## Instructions for the task
An exact copy of all the data is required.
START Provided information
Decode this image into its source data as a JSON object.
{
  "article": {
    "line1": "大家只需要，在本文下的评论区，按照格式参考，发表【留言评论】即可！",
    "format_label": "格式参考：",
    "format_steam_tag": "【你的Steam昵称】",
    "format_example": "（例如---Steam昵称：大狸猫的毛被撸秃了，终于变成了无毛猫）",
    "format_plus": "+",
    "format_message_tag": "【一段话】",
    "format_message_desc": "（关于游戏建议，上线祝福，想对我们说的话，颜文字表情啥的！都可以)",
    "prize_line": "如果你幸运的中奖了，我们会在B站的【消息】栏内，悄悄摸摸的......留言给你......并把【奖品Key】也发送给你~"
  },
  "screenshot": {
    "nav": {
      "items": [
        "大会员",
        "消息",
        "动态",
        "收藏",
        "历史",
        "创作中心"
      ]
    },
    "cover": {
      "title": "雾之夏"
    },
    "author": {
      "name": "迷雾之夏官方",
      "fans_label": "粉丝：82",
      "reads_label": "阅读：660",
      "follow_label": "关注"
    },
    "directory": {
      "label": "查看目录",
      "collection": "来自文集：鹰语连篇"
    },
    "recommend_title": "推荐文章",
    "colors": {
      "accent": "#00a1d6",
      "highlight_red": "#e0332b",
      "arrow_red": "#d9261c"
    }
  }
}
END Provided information
## Answer space
Decode this image into its source data as a JSON object.
{
  "article": {
    "line1": "大家只需要，在本文下的评论区，按照格式参考，发表【留言评论】即可！",
    "format_label": "格式参考：",
    "format_steam_tag": "【你的Steam昵称】",
    "format_example": "（例如---Steam昵称：大狸猫的毛被撸秃了，终于变成了无毛猫）",
    "format_plus": "+",
    "format_message_tag": "【一段话】",
    "format_message_desc": "（关于游戏建议，上线祝福，想对我们说的话，颜文字表情啥的！都可以)",
    "prize_line": "如果你幸运的中奖了，我们会在B站的【消息】栏内，悄悄摸摸的......留言给你......并把【奖品Key】也发送给你~"
  },
  "screenshot": {
    "nav": {
      "items": [
        "大会员",
        "消息",
        "动态",
        "收藏",
        "历史",
        "创作中心"
      ]
    },
    "cover": {
      "title": "雾之夏"
    },
    "author": {
      "name": "迷雾之夏官方",
      "fans_label": "粉丝：82",
      "reads_label": "阅读：660",
      "follow_label": "关注"
    },
    "directory": {
      "label": "查看目录",
      "collection": "来自文集：鹰语连篇"
    },
    "recommend_title": "推荐文章",
    "colors": {
      "accent": "#00a1d6",
      "highlight_red": "#e0332b",
      "arrow_red": "#d9261c"
    }
  }
}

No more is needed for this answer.